This picture has been floating around the internet lately, and the woman on the bottom left has provoked varied reactions—declarations of support as well as some serious reproach.
As somebody who was single until the age of 33, and who lived through A LOT of engagements, I want to weigh in.
I get it. I don’t know that woman, but I get what she represents.
I’m married, living what I suppose most would call a “traditional” lifestyle, and I’m not the least bit offended by this woman’s reaction to her newly engaged friends. Nor would I be offended if she were my friend and reacted that way to my engagement. In fact, I’d expect it, because that’s exactly how I always felt as a single woman when my friends and colleagues got engaged.
Is her pose in the photo in bad taste? Well, yeah. And assuming that it wasn’t done with the group’s knowledge, she’s got plenty of awkward moments ahead of her as she tries to explain why her friends’ happiness made her pantomime suicide.
But I get it.
I don’t think we women should kid ourselves. However far you think we’ve come in recent decades, there is no—I repeat, no—guarantee of social approval like choosing to get married and having a family. I could go on and on about how brides get treated like princesses, how they’re legitimized in a way single women never get to be. But there are great books out there that do that already (Jaclyn Geller’s flawed but definitely-worth-reading Here Comes the Bride: Women, Weddings, and the Marriage Mystique, for one).
What I can say is that I’ve been that woman in the corner of the picture, waiting for the crushing sense of worthlessness I’d feel whenever the next person flashed a sparkling solitaire in my face. Who was afraid that when the next engagement among colleagues was announced, she’d yell something horribly socially inappropriate and throw a heavy breakable object. The woman who so often realized, when out with a group of friends, that she was the only one there not married or engaged. Who felt alien. Who viewed engaged and married women as an unfairly exalted class privy to some arcane knowledge.
I was that woman who would walk by jewelry stores, wanting to go in and try on diamonds, but feeling like too much of a fraud to do so. Who would agonize over why less attractive, less interesting women were worthy of husbands. Who daydreamed about her own wedding even as she scorned the institution of marriage and all its trappings.
I was that woman who had regular meltdowns at family gatherings because an unmarried woman, even if she’s in a relationship, still gets treated like a little girl. Who felt completely defeated by a string of failed relationships. Who truly believed that her parents would love her more if she could get off the serial monogamy train and just stop fucking up. Who entered her thirties with HPV and a shitty attitude and a closet full of her exes’ useless crap that she was too sad to throw away.
Who, putting aside her desire for tulle and Jordan almonds and social approval, was deeply afraid that she’d never find the right person to make a life and a family with.
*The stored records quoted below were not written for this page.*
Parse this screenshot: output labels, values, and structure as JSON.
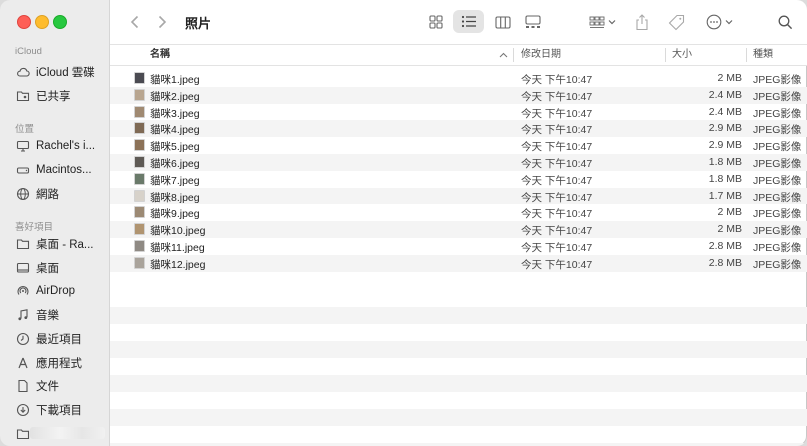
{
  "window": {
    "title": "照片"
  },
  "sidebar": {
    "sections": [
      {
        "label": "iCloud"
      },
      {
        "label": "位置"
      },
      {
        "label": "喜好項目"
      }
    ],
    "items": [
      {
        "label": "iCloud 雲碟",
        "icon": "cloud-icon"
      },
      {
        "label": "已共享",
        "icon": "shared-folder-icon"
      },
      {
        "label": "Rachel's i...",
        "icon": "computer-icon"
      },
      {
        "label": "Macintos...",
        "icon": "disk-icon"
      },
      {
        "label": "網路",
        "icon": "globe-icon"
      },
      {
        "label": "桌面 - Ra...",
        "icon": "folder-icon"
      },
      {
        "label": "桌面",
        "icon": "desktop-icon"
      },
      {
        "label": "AirDrop",
        "icon": "airdrop-icon"
      },
      {
        "label": "音樂",
        "icon": "music-icon"
      },
      {
        "label": "最近項目",
        "icon": "clock-icon"
      },
      {
        "label": "應用程式",
        "icon": "apps-icon"
      },
      {
        "label": "文件",
        "icon": "document-icon"
      },
      {
        "label": "下載項目",
        "icon": "download-icon"
      }
    ]
  },
  "columns": {
    "name": "名稱",
    "date": "修改日期",
    "size": "大小",
    "kind": "種類"
  },
  "files": [
    {
      "name": "貓咪1.jpeg",
      "date": "今天 下午10:47",
      "size": "2 MB",
      "kind": "JPEG影像"
    },
    {
      "name": "貓咪2.jpeg",
      "date": "今天 下午10:47",
      "size": "2.4 MB",
      "kind": "JPEG影像"
    },
    {
      "name": "貓咪3.jpeg",
      "date": "今天 下午10:47",
      "size": "2.4 MB",
      "kind": "JPEG影像"
    },
    {
      "name": "貓咪4.jpeg",
      "date": "今天 下午10:47",
      "size": "2.9 MB",
      "kind": "JPEG影像"
    },
    {
      "name": "貓咪5.jpeg",
      "date": "今天 下午10:47",
      "size": "2.9 MB",
      "kind": "JPEG影像"
    },
    {
      "name": "貓咪6.jpeg",
      "date": "今天 下午10:47",
      "size": "1.8 MB",
      "kind": "JPEG影像"
    },
    {
      "name": "貓咪7.jpeg",
      "date": "今天 下午10:47",
      "size": "1.8 MB",
      "kind": "JPEG影像"
    },
    {
      "name": "貓咪8.jpeg",
      "date": "今天 下午10:47",
      "size": "1.7 MB",
      "kind": "JPEG影像"
    },
    {
      "name": "貓咪9.jpeg",
      "date": "今天 下午10:47",
      "size": "2 MB",
      "kind": "JPEG影像"
    },
    {
      "name": "貓咪10.jpeg",
      "date": "今天 下午10:47",
      "size": "2 MB",
      "kind": "JPEG影像"
    },
    {
      "name": "貓咪11.jpeg",
      "date": "今天 下午10:47",
      "size": "2.8 MB",
      "kind": "JPEG影像"
    },
    {
      "name": "貓咪12.jpeg",
      "date": "今天 下午10:47",
      "size": "2.8 MB",
      "kind": "JPEG影像"
    }
  ],
  "colors": {
    "accent": "#007aff",
    "sidebar_bg": "#ececec",
    "row_alt": "#f4f4f4"
  }
}
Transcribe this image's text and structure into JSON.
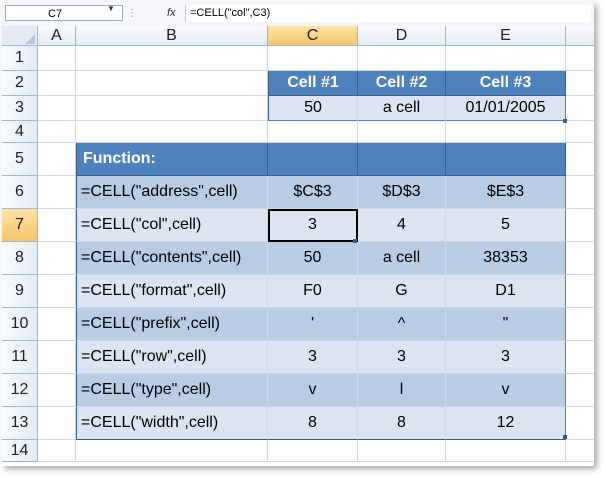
{
  "formula_bar": {
    "name_box": "C7",
    "formula": "=CELL(\"col\",C3)"
  },
  "columns": [
    "A",
    "B",
    "C",
    "D",
    "E"
  ],
  "rows": [
    "1",
    "2",
    "3",
    "4",
    "5",
    "6",
    "7",
    "8",
    "9",
    "10",
    "11",
    "12",
    "13",
    "14"
  ],
  "table": {
    "header_labels": [
      "Cell #1",
      "Cell #2",
      "Cell #3"
    ],
    "values": [
      "50",
      "a cell",
      "01/01/2005"
    ],
    "function_header": "Function:",
    "functions": [
      {
        "formula": "=CELL(\"address\",cell)",
        "c": "$C$3",
        "d": "$D$3",
        "e": "$E$3"
      },
      {
        "formula": "=CELL(\"col\",cell)",
        "c": "3",
        "d": "4",
        "e": "5"
      },
      {
        "formula": "=CELL(\"contents\",cell)",
        "c": "50",
        "d": "a cell",
        "e": "38353"
      },
      {
        "formula": "=CELL(\"format\",cell)",
        "c": "F0",
        "d": "G",
        "e": "D1"
      },
      {
        "formula": "=CELL(\"prefix\",cell)",
        "c": "'",
        "d": "^",
        "e": "\""
      },
      {
        "formula": "=CELL(\"row\",cell)",
        "c": "3",
        "d": "3",
        "e": "3"
      },
      {
        "formula": "=CELL(\"type\",cell)",
        "c": "v",
        "d": "l",
        "e": "v"
      },
      {
        "formula": "=CELL(\"width\",cell)",
        "c": "8",
        "d": "8",
        "e": "12"
      }
    ]
  },
  "colors": {
    "header_blue": "#4f81bd",
    "band_dark": "#b8cce4",
    "band_light": "#dbe5f1"
  }
}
When I was that woman, I was never allowed to express my feelings—except in the privacy of my journal or my therapist’s office—even though so many times I was thoroughly exasperated with the façade of social conformity. I love this picture because it gives that woman a face. Who cares about the solitaire-flashing, giddy, newly engaged or their entourage of admiring hopefuls, which we’ve all seen before? This picture belongs to that woman in the corner, who right at that moment cracked enough to let through the truth.